Contractor information

Welcome to the BP Pipelines contractor website!

You are an integral part of fulfilling our goals, which are simply stated: No accidents, No harm to people, and No damage to the environment. Here you’ll find important information to assist you in Working Safety at USPL, including HSSE policies, forms, toolkits, BP-specific programs, and links to industry websites as well as OQ training information. We will also be posting the latest findings from any safety incidents and lessons learned.

We expect all employees, contractors, and subcontractors to:
  • Actively participate in daily safety assessments.
  • Speak up about unsafe acts or conditions and assist in correcting them.
  • Stop the Job if something isn’t right.
Check in often as this will be a critical source of the latest news and safety alerts. If you have any ideas on other information you would find useful to include on this website, contact Karen Jacobson.


06 October 2017

Third Quarter toolkit is now available!

In this issue: The new requirement for electrical contractors to have a NFPA 70E electrical program is discussed as is the new requirement for gloves being used in sandblasting. There’s also information on BP Pipelines’ new procurement team as well as some recent good catch/near miss instances. Finally, there’s information regarding benzene, crystalline silica and driving in school safety zones.

14 September 2017

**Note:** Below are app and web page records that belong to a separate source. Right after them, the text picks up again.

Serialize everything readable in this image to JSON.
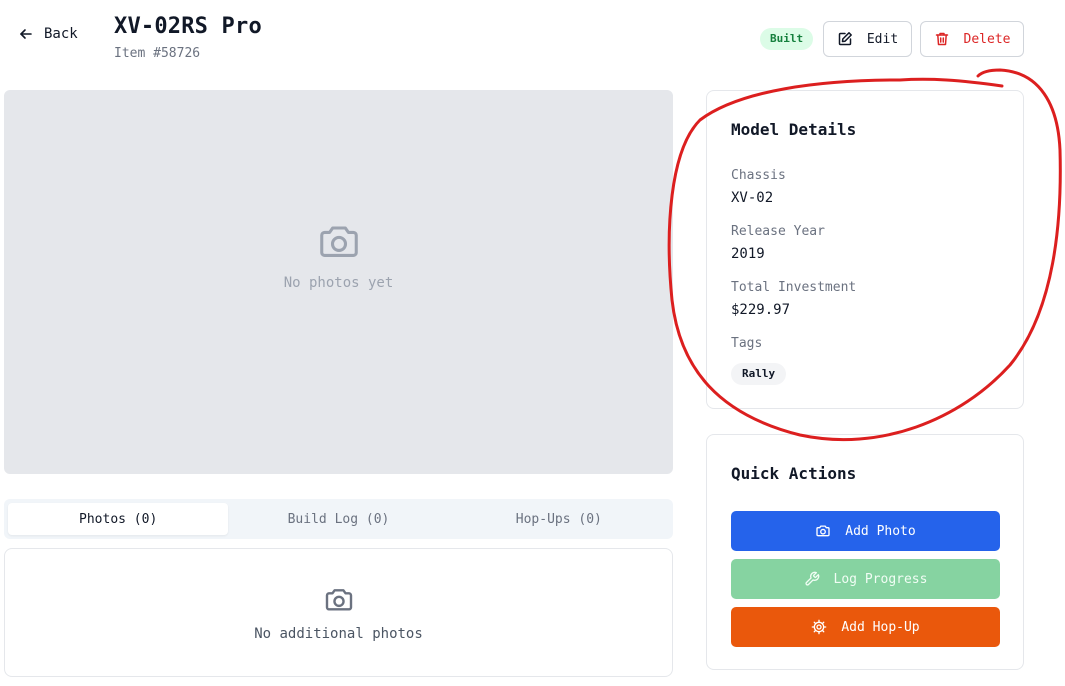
{
  "header": {
    "back_label": "Back",
    "title": "XV-02RS Pro",
    "subtitle": "Item #58726",
    "status_badge": "Built",
    "edit_label": "Edit",
    "delete_label": "Delete"
  },
  "main_photo": {
    "empty_text": "No photos yet",
    "icon": "camera-icon"
  },
  "tabs": [
    {
      "label": "Photos (0)",
      "active": true
    },
    {
      "label": "Build Log (0)",
      "active": false
    },
    {
      "label": "Hop-Ups (0)",
      "active": false
    }
  ],
  "photos_panel": {
    "empty_text": "No additional photos",
    "icon": "camera-icon"
  },
  "details": {
    "title": "Model Details",
    "fields": [
      {
        "label": "Chassis",
        "value": "XV-02"
      },
      {
        "label": "Release Year",
        "value": "2019"
      },
      {
        "label": "Total Investment",
        "value": "$229.97"
      }
    ],
    "tags_label": "Tags",
    "tags": [
      "Rally"
    ]
  },
  "quick_actions": {
    "title": "Quick Actions",
    "buttons": [
      {
        "label": "Add Photo",
        "icon": "camera-icon",
        "color": "#2563eb"
      },
      {
        "label": "Log Progress",
        "icon": "wrench-icon",
        "color": "#86d3a1"
      },
      {
        "label": "Add Hop-Up",
        "icon": "gear-icon",
        "color": "#ea580c"
      }
    ]
  },
  "colors": {
    "badge_bg": "#dcfce7",
    "badge_text": "#15803d",
    "delete_text": "#dc2626",
    "annotation_stroke": "#dc1f1f"
  }
}
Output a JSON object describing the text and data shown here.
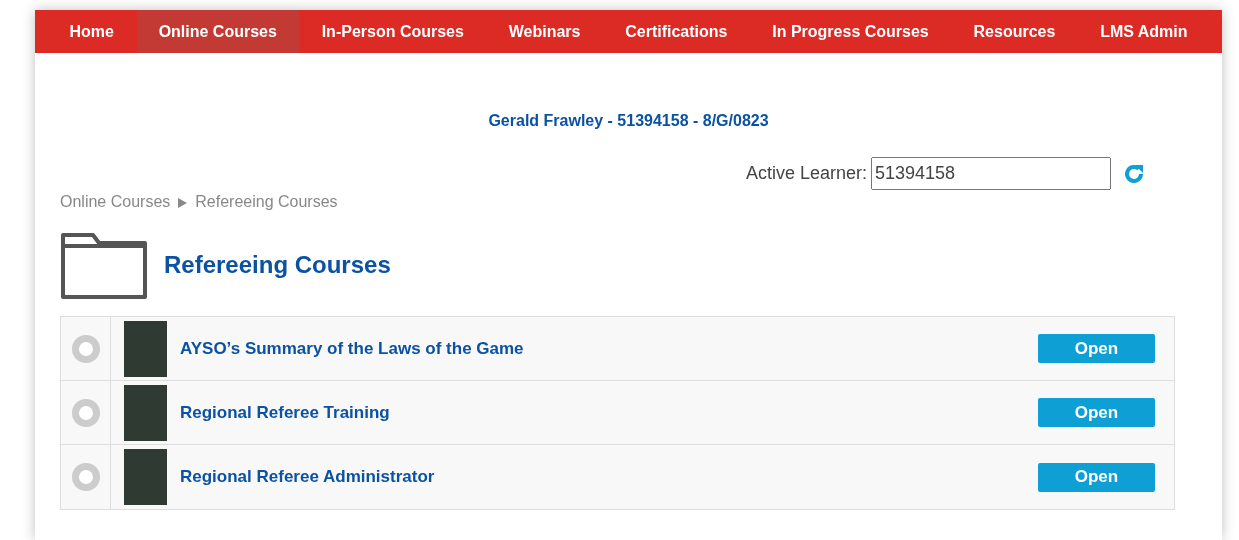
{
  "nav": [
    {
      "label": "Home",
      "selected": false
    },
    {
      "label": "Online Courses",
      "selected": true
    },
    {
      "label": "In-Person Courses",
      "selected": false
    },
    {
      "label": "Webinars",
      "selected": false
    },
    {
      "label": "Certifications",
      "selected": false
    },
    {
      "label": "In Progress Courses",
      "selected": false
    },
    {
      "label": "Resources",
      "selected": false
    },
    {
      "label": "LMS Admin",
      "selected": false
    }
  ],
  "learner_banner": "Gerald Frawley - 51394158 - 8/G/0823",
  "active_learner": {
    "label": "Active Learner:",
    "value": "51394158"
  },
  "breadcrumb": [
    "Online Courses",
    "Refereeing Courses"
  ],
  "heading": "Refereeing Courses",
  "courses": [
    {
      "title": "AYSO’s Summary of the Laws of the Game",
      "selected": false,
      "button": "Open"
    },
    {
      "title": "Regional Referee Training",
      "selected": false,
      "button": "Open"
    },
    {
      "title": "Regional Referee Administrator",
      "selected": false,
      "button": "Open"
    }
  ]
}
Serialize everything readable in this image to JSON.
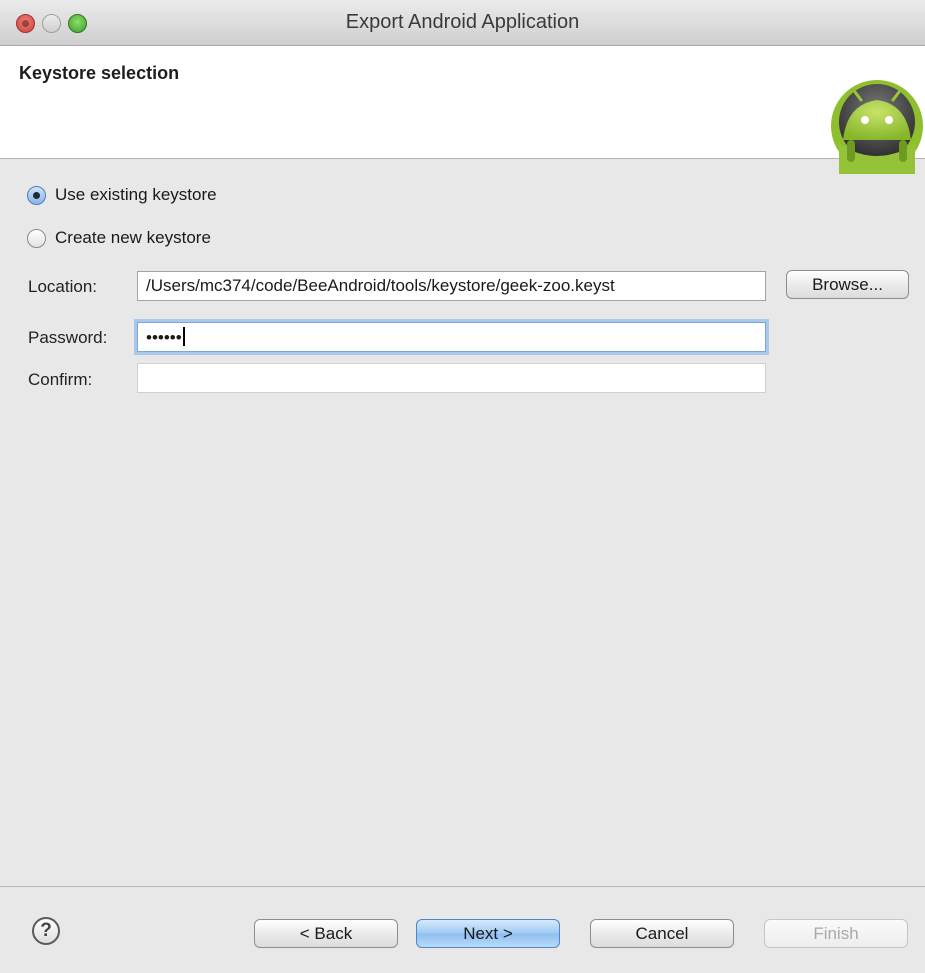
{
  "window": {
    "title": "Export Android Application"
  },
  "header": {
    "title": "Keystore selection",
    "logo_icon": "android-logo-icon"
  },
  "radios": [
    {
      "label": "Use existing keystore",
      "checked": true
    },
    {
      "label": "Create new keystore",
      "checked": false
    }
  ],
  "form": {
    "location_label": "Location:",
    "location_value": "/Users/mc374/code/BeeAndroid/tools/keystore/geek-zoo.keyst",
    "browse_label": "Browse...",
    "password_label": "Password:",
    "password_value": "••••••",
    "confirm_label": "Confirm:",
    "confirm_value": ""
  },
  "footer": {
    "help_icon": "help-icon",
    "back_label": "< Back",
    "next_label": "Next >",
    "cancel_label": "Cancel",
    "finish_label": "Finish"
  },
  "colors": {
    "accent": "#7aa6d8",
    "android_green": "#9ec43a"
  }
}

Sandblasting: Importance of proper PPE

In the first 8 months of 2017, there have been two sandblasting safety events on a BP Pipelines worksite. The following directive is a result of these two incidents.

Beginning immediately, USPL requires that all contractors performing sandblasting on for BP Pipelines provide a sufficient supply of gloves while working and to change the gloves immediately after they become wet. We ask that you do this to maintain a safe work environment and consider your safety our primary concern. 

What good looks like!

While a crew was performing hand excavation of a pipeline they noticed a strong smell of crude oil. They discussed the smell for a moment and then used their calibrated four gas monitor to test the atmosphere in the excavation. Within 10 to 15 seconds, the Lower Explosive Limit (LEL) sensor alarmed. The crew immediately stopped work, evacuated the excavation and met inside a building away from the excavation to discuss the hazard and develop a mitigation strategy. The crew agreed to allow the recently exposed soil to air out for 30 minutes and then perform additional testing with the four gas monitor. The next air monitoring survey showed no elevated LEL in the excavation and work was allowed to continue. The crew demonstrated excellent use of conducting dynamic hazard assessments while performing tasks. The crew also properly acted on the hazard assessments, communicated the identified hazards, executed a stop work to reassess the working conditions and developed a plan to mitigate the hazard.

Great job crew!


Links and training

USPL safety policies